Sao Paulo Série A giant has agreed a new kit partnership with Penalty worth over US$17.1 million per year until 2015 and signed a main shirt sponsorship with Semp Toshiba to end of 2014, US$11.3 million.
Overall, the Brazil football shirt sponsorship was valued at Euro105 million in 2010, third in size after England and Germany.
As well as Nike, Adidas, Puma and others moved into Brazil over recent years. In doing so they and other large brands raised the price of sponsorships. Note that for the 2016 Olympic and Paralympic Games, Bradesco Bank and telco Embratel/Claro have each paid about US$300 million for their rights as main sponsors. There won’t be many more like those. An example of the pricing effect is that local sports gear maker Penalty found it necessary to go abroad, mainly elsewhere in South America, to secure sponsorship value. Locally, Penalty is shirt provider for Vitória, one of north-east Brazil’s main clubs.
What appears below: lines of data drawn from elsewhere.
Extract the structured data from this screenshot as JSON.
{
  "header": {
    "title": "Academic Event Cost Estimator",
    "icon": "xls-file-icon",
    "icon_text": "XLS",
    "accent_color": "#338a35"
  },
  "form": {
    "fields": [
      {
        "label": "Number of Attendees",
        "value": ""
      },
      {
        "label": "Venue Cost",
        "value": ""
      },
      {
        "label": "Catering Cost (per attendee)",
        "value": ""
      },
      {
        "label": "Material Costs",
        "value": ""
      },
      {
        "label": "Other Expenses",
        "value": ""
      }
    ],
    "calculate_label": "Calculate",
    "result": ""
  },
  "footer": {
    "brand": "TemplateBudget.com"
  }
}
The Olympics and international exposure across various sports is producing greater interest in support for local sports other than football. Prior to and now following the London Games, a good number of UK, European and US specialist marketing, media and advertising agencies have started their moves into Brazil and their focus will stimulate new impetus in the market. They variously offer services that include media relations, crisis management, spokesperson training, event management, stakeholder engagement, digital and social media, social responsibility and internal communications, among others.
There are new opportunities in leveraging events associated with the forthcoming World Cup, Olympic Games and sports tournaments that are being attracted to Brazil, such as in tennis, car racing, X-Games, basketball, golf, volleyball, cycling and rugby. This will see far more focus on sports achievers/celebrities. VW has shown the way with some excellent football celebrity marketing, promoting the best-selling car in Brazil, the VW Gol (‘Goal’ in Portuguese).
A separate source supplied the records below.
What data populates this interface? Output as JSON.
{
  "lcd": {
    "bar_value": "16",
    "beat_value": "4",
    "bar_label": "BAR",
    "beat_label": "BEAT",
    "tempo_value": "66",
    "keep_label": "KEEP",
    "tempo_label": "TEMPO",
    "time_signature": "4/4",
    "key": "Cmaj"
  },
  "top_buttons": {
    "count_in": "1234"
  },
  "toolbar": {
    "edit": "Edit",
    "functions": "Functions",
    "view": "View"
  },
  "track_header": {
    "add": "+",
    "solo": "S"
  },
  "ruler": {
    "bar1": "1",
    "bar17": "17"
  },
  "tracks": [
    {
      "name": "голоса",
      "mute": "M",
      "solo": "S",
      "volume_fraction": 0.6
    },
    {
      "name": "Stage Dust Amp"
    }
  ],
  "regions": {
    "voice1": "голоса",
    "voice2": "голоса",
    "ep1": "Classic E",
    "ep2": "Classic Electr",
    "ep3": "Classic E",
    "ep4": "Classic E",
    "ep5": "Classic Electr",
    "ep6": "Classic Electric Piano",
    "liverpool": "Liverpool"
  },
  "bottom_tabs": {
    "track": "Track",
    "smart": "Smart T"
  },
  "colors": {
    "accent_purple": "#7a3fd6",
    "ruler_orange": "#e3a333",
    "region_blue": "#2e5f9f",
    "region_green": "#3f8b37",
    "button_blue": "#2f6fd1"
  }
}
Further, Brazil is spending massively on new sports infrastructure and venues…and all these will drive sponsorship deals. Needed to fill out the pillars of revenue that the venues will require in order to achieve viability. There will be negotiations for home teams, naming rights, food and beverage rights, game-time advertising/media management, venues services and technology, fan engagement, access for wider use of venues (will football, for example, be enough to keep the wolves from the doors?) One irony in Brazil is the relatively poor attendance at football matches, despite the game’s popularity – a reflection of low incomes and a testament to the strength of television. This is seen by some who seek to promote new sports as presenting a real opportunity.
Additionally, the country will host a number of large cultural / historical events in the next few years. Even Carnival attracts sponsors. This year, 8 of 10 samba schools on parade at Carnival in Rio had secured company sponsorships.
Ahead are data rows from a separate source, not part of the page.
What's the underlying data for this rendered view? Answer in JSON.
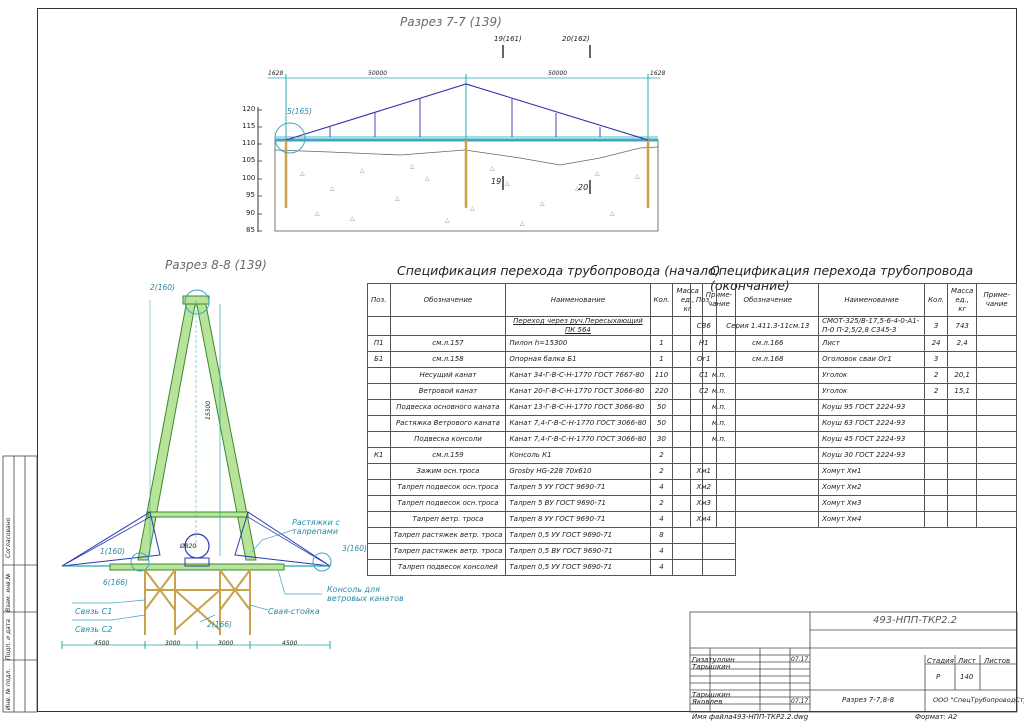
{
  "section77": {
    "title": "Разрез 7-7 (139)",
    "cut_left": "19(161)",
    "cut_right": "20(162)",
    "dim_left": "1628",
    "dim_mid1": "50000",
    "dim_mid2": "50000",
    "dim_right": "1628",
    "callout": "5(165)",
    "mark19": "19",
    "mark20": "20",
    "elevations": [
      "120",
      "115",
      "110",
      "105",
      "100",
      "95",
      "90",
      "85"
    ]
  },
  "section88": {
    "title": "Разрез 8-8 (139)",
    "callouts": [
      "2(160)",
      "1(160)",
      "3(160)",
      "6(166)",
      "2(166)"
    ],
    "dim_height": "15300",
    "dim_bottom": [
      "4500",
      "3000",
      "3000",
      "4500"
    ],
    "labels": {
      "rastyazhki": "Растяжки с талрепами",
      "konsol": "Консоль для ветровых канатов",
      "svyaz_c1": "Связь С1",
      "svyaz_c2": "Связь С2",
      "svaya": "Свая-стойка",
      "pipe": "Ø820"
    }
  },
  "spec1": {
    "title": "Спецификация перехода трубопровода (начало)",
    "headers": [
      "Поз.",
      "Обозначение",
      "Наименование",
      "Кол.",
      "Масса ед., кг",
      "Приме- чание"
    ],
    "rows": [
      [
        "",
        "",
        "Переход через руч.Пересыхающий ПК 564",
        "",
        "",
        ""
      ],
      [
        "П1",
        "см.л.157",
        "Пилон h=15300",
        "1",
        "",
        ""
      ],
      [
        "Б1",
        "см.л.158",
        "Опорная балка Б1",
        "1",
        "",
        ""
      ],
      [
        "",
        "Несущий канат",
        "Канат 34-Г-В-С-Н-1770 ГОСТ 7667-80",
        "110",
        "",
        "м.п."
      ],
      [
        "",
        "Ветровой канат",
        "Канат 20-Г-В-С-Н-1770 ГОСТ 3066-80",
        "220",
        "",
        "м.п."
      ],
      [
        "",
        "Подвеска основного каната",
        "Канат 13-Г-В-С-Н-1770 ГОСТ 3066-80",
        "50",
        "",
        "м.п."
      ],
      [
        "",
        "Растяжка Ветрового каната",
        "Канат 7,4-Г-В-С-Н-1770 ГОСТ 3066-80",
        "50",
        "",
        "м.п."
      ],
      [
        "",
        "Подвеска консоли",
        "Канат 7,4-Г-В-С-Н-1770 ГОСТ 3066-80",
        "30",
        "",
        "м.п."
      ],
      [
        "К1",
        "см.л.159",
        "Консоль К1",
        "2",
        "",
        ""
      ],
      [
        "",
        "Зажим осн.троса",
        "Grosby HG-228 70х610",
        "2",
        "",
        ""
      ],
      [
        "",
        "Талреп подвесок осн.троса",
        "Талреп 5 УУ ГОСТ 9690-71",
        "4",
        "",
        ""
      ],
      [
        "",
        "Талреп подвесок осн.троса",
        "Талреп 5 ВУ ГОСТ 9690-71",
        "2",
        "",
        ""
      ],
      [
        "",
        "Талреп ветр. троса",
        "Талреп 8 УУ ГОСТ 9690-71",
        "4",
        "",
        ""
      ],
      [
        "",
        "Талреп растяжек ветр. троса",
        "Талреп 0,5 УУ ГОСТ 9690-71",
        "8",
        "",
        ""
      ],
      [
        "",
        "Талреп растяжек ветр. троса",
        "Талреп 0,5 ВУ ГОСТ 9690-71",
        "4",
        "",
        ""
      ],
      [
        "",
        "Талреп подвесок консолей",
        "Талреп 0,5 УУ ГОСТ 9690-71",
        "4",
        "",
        ""
      ]
    ]
  },
  "spec2": {
    "title": "Спецификация перехода трубопровода (окончание)",
    "headers": [
      "Поз.",
      "Обозначение",
      "Наименование",
      "Кол.",
      "Масса ед., кг",
      "Приме- чание"
    ],
    "rows": [
      [
        "СВ6",
        "Серия 1.411.3-11см.13",
        "СМОТ-325/В-17,5-6-4-0-А1-П-0 П-2,5/2,8 С345-3",
        "3",
        "743",
        ""
      ],
      [
        "Н1",
        "см.л.166",
        "Лист",
        "24",
        "2,4",
        ""
      ],
      [
        "Ог1",
        "см.л.168",
        "Оголовок сваи Ог1",
        "3",
        "",
        ""
      ],
      [
        "С1",
        "",
        "Уголок",
        "2",
        "20,1",
        ""
      ],
      [
        "С2",
        "",
        "Уголок",
        "2",
        "15,1",
        ""
      ],
      [
        "",
        "",
        "Коуш 95 ГОСТ 2224-93",
        "",
        "",
        ""
      ],
      [
        "",
        "",
        "Коуш 63 ГОСТ 2224-93",
        "",
        "",
        ""
      ],
      [
        "",
        "",
        "Коуш 45 ГОСТ 2224-93",
        "",
        "",
        ""
      ],
      [
        "",
        "",
        "Коуш 30 ГОСТ 2224-93",
        "",
        "",
        ""
      ],
      [
        "Хм1",
        "",
        "Хомут Хм1",
        "",
        "",
        ""
      ],
      [
        "Хм2",
        "",
        "Хомут Хм2",
        "",
        "",
        ""
      ],
      [
        "Хм3",
        "",
        "Хомут Хм3",
        "",
        "",
        ""
      ],
      [
        "Хм4",
        "",
        "Хомут Хм4",
        "",
        "",
        ""
      ]
    ]
  },
  "titleblock": {
    "code": "493-НПП-ТКР2.2",
    "sheet_name": "Разрез 7-7,8-8",
    "company": "ООО \"СпецТрубопроводСтрой\"",
    "stage_label": "Стадия",
    "sheet_label": "Лист",
    "sheets_label": "Листов",
    "stage": "Р",
    "sheet": "140",
    "people": [
      "Гизатуллин",
      "Тарышкин",
      "Тарышкин",
      "Яковлев"
    ],
    "date": "07.17"
  },
  "footer": {
    "file": "Имя файла493-НПП-ТКР2.2.dwg",
    "format": "Формат: А2"
  },
  "side": {
    "inv": "Инв. № подл.",
    "sign": "Подп. и дата",
    "vzam": "Взам. инв.№",
    "sogl": "Согласовано"
  }
}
“At present there is widespread acknowledgement that the commercial know how among rights holders still leaves a lot to be desired. This is bound to change as they go on a steep learning curve,” says Simon Rines, author of the IMR report referred to above. So, together with the growth in major events and sports sponsorship comes content packaging, events management, properties management and rights management, and each of these has a long way to go in Brazil.